Component data from apps and pages:
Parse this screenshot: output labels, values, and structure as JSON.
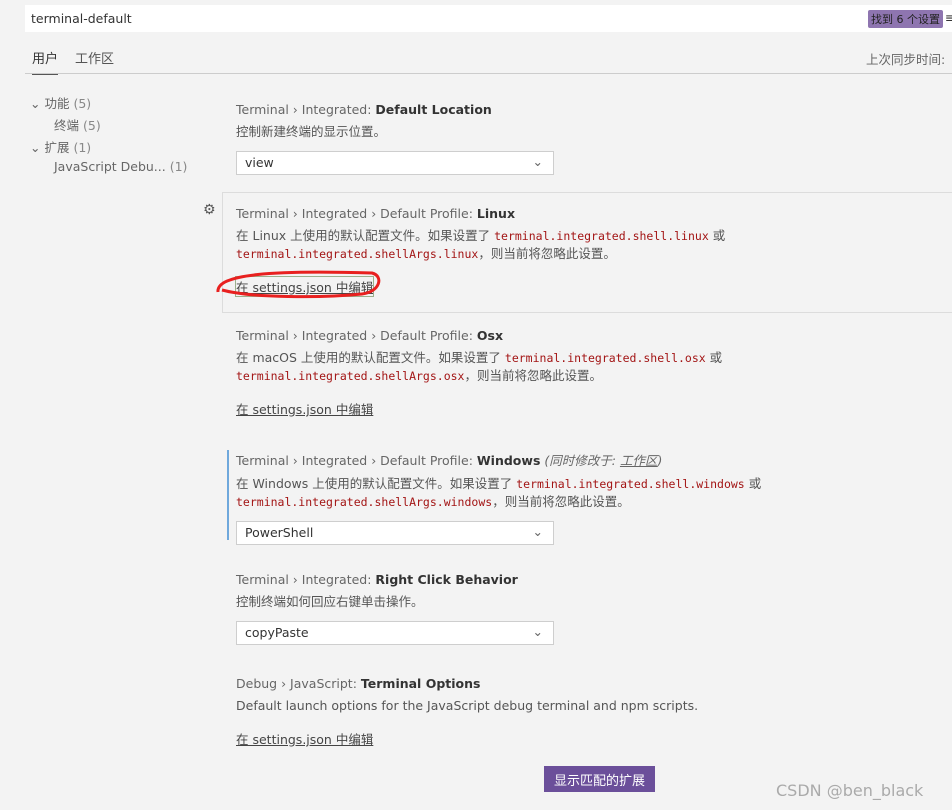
{
  "search": {
    "value": "terminal-default",
    "badge": "找到 6 个设置",
    "menu_icon": "list-filter-icon"
  },
  "tabs": [
    {
      "label": "用户"
    },
    {
      "label": "工作区"
    }
  ],
  "sync_label": "上次同步时间: ",
  "tree": [
    {
      "label": "功能",
      "count": "(5)",
      "expanded": true
    },
    {
      "label": "终端",
      "count": "(5)"
    },
    {
      "label": "扩展",
      "count": "(1)",
      "expanded": true
    },
    {
      "label": "JavaScript Debu...",
      "count": "(1)"
    }
  ],
  "settings": [
    {
      "prefix": "Terminal › Integrated: ",
      "name": "Default Location",
      "desc": "控制新建终端的显示位置。",
      "select": "view"
    },
    {
      "prefix": "Terminal › Integrated › Default Profile: ",
      "name": "Linux",
      "desc1": "在 Linux 上使用的默认配置文件。如果设置了 ",
      "code1": "terminal.integrated.shell.linux",
      "or": " 或",
      "code2": "terminal.integrated.shellArgs.linux",
      "desc2": "，则当前将忽略此设置。",
      "link": "在 settings.json 中编辑"
    },
    {
      "prefix": "Terminal › Integrated › Default Profile: ",
      "name": "Osx",
      "desc1": "在 macOS 上使用的默认配置文件。如果设置了 ",
      "code1": "terminal.integrated.shell.osx",
      "or": " 或",
      "code2": "terminal.integrated.shellArgs.osx",
      "desc2": "，则当前将忽略此设置。",
      "link": "在 settings.json 中编辑"
    },
    {
      "prefix": "Terminal › Integrated › Default Profile: ",
      "name": "Windows",
      "modified": "(同时修改于: ",
      "modified_link": "工作区",
      "modified_end": ")",
      "desc1": "在 Windows 上使用的默认配置文件。如果设置了 ",
      "code1": "terminal.integrated.shell.windows",
      "or": " 或",
      "code2": "terminal.integrated.shellArgs.windows",
      "desc2": "，则当前将忽略此设置。",
      "select": "PowerShell"
    },
    {
      "prefix": "Terminal › Integrated: ",
      "name": "Right Click Behavior",
      "desc": "控制终端如何回应右键单击操作。",
      "select": "copyPaste"
    },
    {
      "prefix": "Debug › JavaScript: ",
      "name": "Terminal Options",
      "desc": "Default launch options for the JavaScript debug terminal and npm scripts.",
      "link": "在 settings.json 中编辑"
    }
  ],
  "button": "显示匹配的扩展",
  "watermark": "CSDN @ben_black",
  "colors": {
    "accent": "#6b4f9a",
    "code": "#a31515",
    "annotation": "#e8201f",
    "modified_bar": "#6fa8dc"
  }
}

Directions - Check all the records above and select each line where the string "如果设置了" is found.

Exercise result -
      "desc1": "在 Linux 上使用的默认配置文件。如果设置了 ",
      "desc1": "在 macOS 上使用的默认配置文件。如果设置了 ",
      "desc1": "在 Windows 上使用的默认配置文件。如果设置了 ",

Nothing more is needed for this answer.